**Assignment**
Line filter on the word "only": copy each matching line from the entries.

** Records for the task follows **

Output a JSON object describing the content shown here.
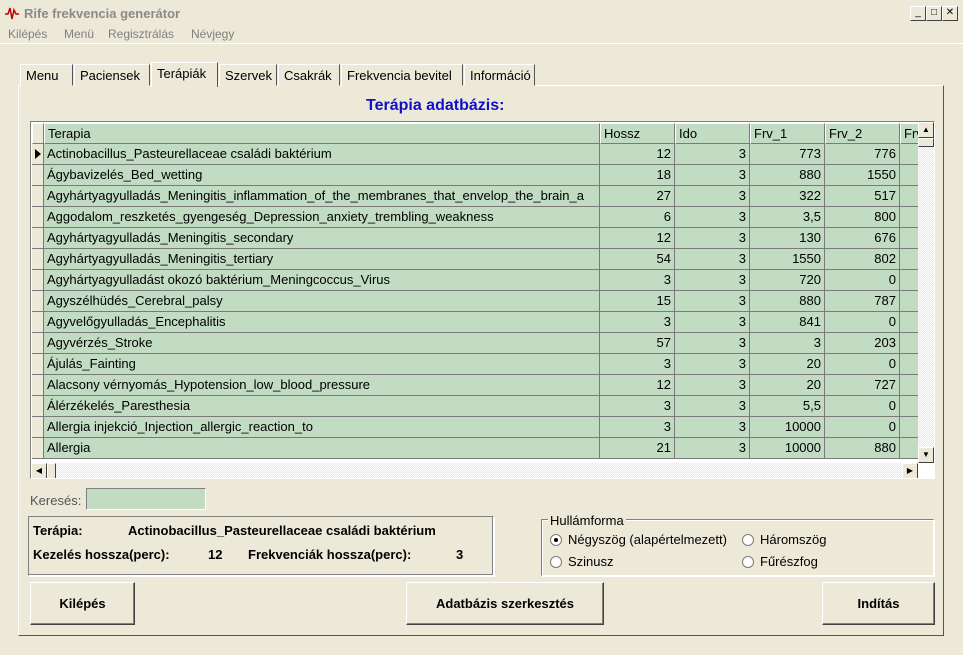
{
  "window": {
    "title": "Rife frekvencia generátor"
  },
  "menu": [
    "Kilépés",
    "Menü",
    "Regisztrálás",
    "Névjegy"
  ],
  "tabs": [
    "Menu",
    "Paciensek",
    "Terápiák",
    "Szervek",
    "Csakrák",
    "Frekvencia bevitel",
    "Információ"
  ],
  "active_tab": "Terápiák",
  "db_title": "Terápia adatbázis:",
  "grid": {
    "columns": [
      "Terapia",
      "Hossz",
      "Ido",
      "Frv_1",
      "Frv_2",
      "Frv"
    ],
    "rows": [
      [
        "Actinobacillus_Pasteurellaceae családi baktérium",
        "12",
        "3",
        "773",
        "776"
      ],
      [
        "Ágybavizelés_Bed_wetting",
        "18",
        "3",
        "880",
        "1550"
      ],
      [
        "Agyhártyagyulladás_Meningitis_inflammation_of_the_membranes_that_envelop_the_brain_a",
        "27",
        "3",
        "322",
        "517"
      ],
      [
        "Aggodalom_reszketés_gyengeség_Depression_anxiety_trembling_weakness",
        "6",
        "3",
        "3,5",
        "800"
      ],
      [
        "Agyhártyagyulladás_Meningitis_secondary",
        "12",
        "3",
        "130",
        "676"
      ],
      [
        "Agyhártyagyulladás_Meningitis_tertiary",
        "54",
        "3",
        "1550",
        "802"
      ],
      [
        "Agyhártyagyulladást okozó baktérium_Meningcoccus_Virus",
        "3",
        "3",
        "720",
        "0"
      ],
      [
        "Agyszélhüdés_Cerebral_palsy",
        "15",
        "3",
        "880",
        "787"
      ],
      [
        "Agyvelőgyulladás_Encephalitis",
        "3",
        "3",
        "841",
        "0"
      ],
      [
        "Agyvérzés_Stroke",
        "57",
        "3",
        "3",
        "203"
      ],
      [
        "Ájulás_Fainting",
        "3",
        "3",
        "20",
        "0"
      ],
      [
        "Alacsony vérnyomás_Hypotension_low_blood_pressure",
        "12",
        "3",
        "20",
        "727"
      ],
      [
        "Álérzékelés_Paresthesia",
        "3",
        "3",
        "5,5",
        "0"
      ],
      [
        "Allergia injekció_Injection_allergic_reaction_to",
        "3",
        "3",
        "10000",
        "0"
      ],
      [
        "Allergia",
        "21",
        "3",
        "10000",
        "880"
      ]
    ]
  },
  "search": {
    "label": "Keresés:",
    "value": ""
  },
  "info": {
    "therapy_label": "Terápia:",
    "therapy_value": "Actinobacillus_Pasteurellaceae családi baktérium",
    "duration_label": "Kezelés hossza(perc):",
    "duration_value": "12",
    "freq_label": "Frekvenciák hossza(perc):",
    "freq_value": "3"
  },
  "waveform": {
    "legend": "Hullámforma",
    "options": [
      "Négyszög (alapértelmezett)",
      "Háromszög",
      "Szinusz",
      "Fűrészfog"
    ],
    "selected": "Négyszög (alapértelmezett)"
  },
  "buttons": {
    "exit": "Kilépés",
    "edit_db": "Adatbázis szerkesztés",
    "start": "Indítás"
  }
}
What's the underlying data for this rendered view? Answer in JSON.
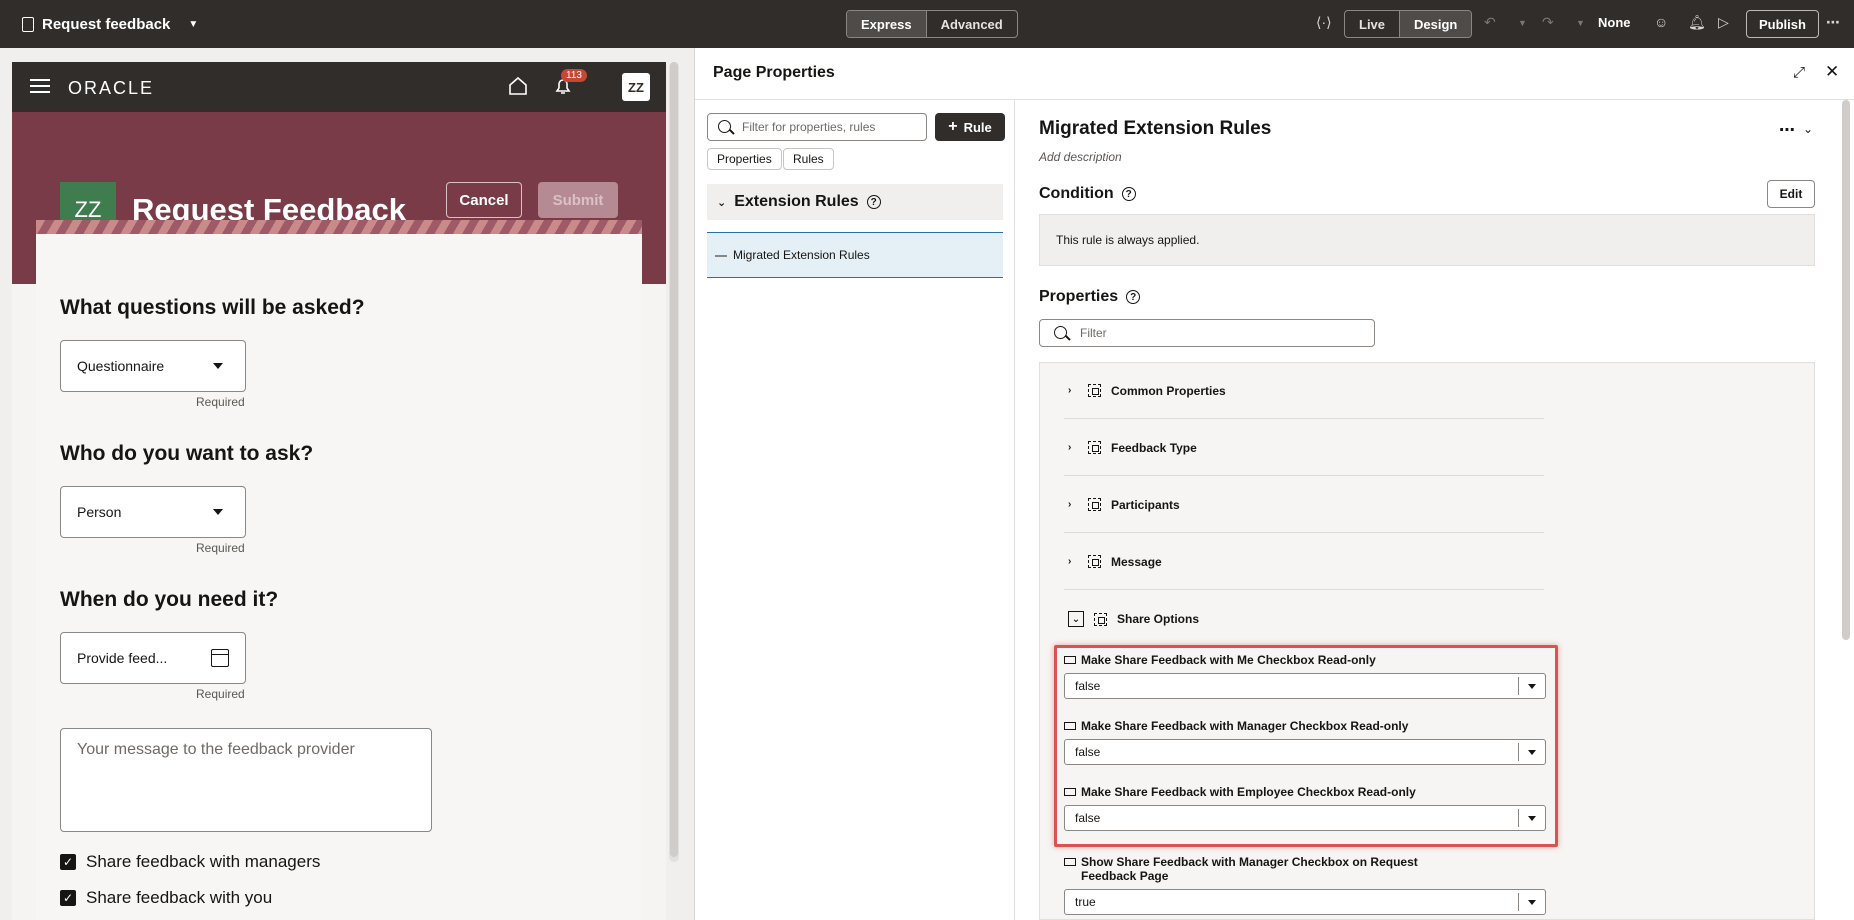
{
  "topbar": {
    "page_name": "Request feedback",
    "mode_express": "Express",
    "mode_advanced": "Advanced",
    "view_live": "Live",
    "view_design": "Design",
    "sandbox": "None",
    "publish": "Publish"
  },
  "preview": {
    "brand": "ORACLE",
    "notification_count": "113",
    "user_initials": "ZZ",
    "title": "Request Feedback",
    "cancel": "Cancel",
    "submit": "Submit",
    "q1": "What questions will be asked?",
    "q1_value": "Questionnaire",
    "q2": "Who do you want to ask?",
    "q2_value": "Person",
    "q3": "When do you need it?",
    "q3_placeholder": "Provide feed...",
    "required": "Required",
    "message_placeholder": "Your message to the feedback provider",
    "share_managers": "Share feedback with managers",
    "share_you": "Share feedback with you"
  },
  "drawer": {
    "title": "Page Properties",
    "search_placeholder": "Filter for properties, rules",
    "rule_button": "Rule",
    "tab_properties": "Properties",
    "tab_rules": "Rules",
    "section": "Extension Rules",
    "rule_item": "Migrated Extension Rules"
  },
  "detail": {
    "title": "Migrated Extension Rules",
    "add_description": "Add description",
    "condition": "Condition",
    "edit": "Edit",
    "condition_text": "This rule is always applied.",
    "properties": "Properties",
    "filter_placeholder": "Filter",
    "groups": [
      "Common Properties",
      "Feedback Type",
      "Participants",
      "Message",
      "Share Options"
    ],
    "props": [
      {
        "label": "Make Share Feedback with Me Checkbox Read-only",
        "value": "false"
      },
      {
        "label": "Make Share Feedback with Manager Checkbox Read-only",
        "value": "false"
      },
      {
        "label": "Make Share Feedback with Employee Checkbox Read-only",
        "value": "false"
      },
      {
        "label": "Show Share Feedback with Manager Checkbox on Request Feedback Page",
        "value": "true"
      }
    ]
  },
  "colors": {
    "topbar": "#312d2a",
    "hero": "#7a3b48",
    "highlight": "#d9534f",
    "selected": "#e4eff6"
  }
}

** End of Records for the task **

**Solution below**
        "label": "Make Share Feedback with Me Checkbox Read-only",
        "label": "Make Share Feedback with Manager Checkbox Read-only",
        "label": "Make Share Feedback with Employee Checkbox Read-only",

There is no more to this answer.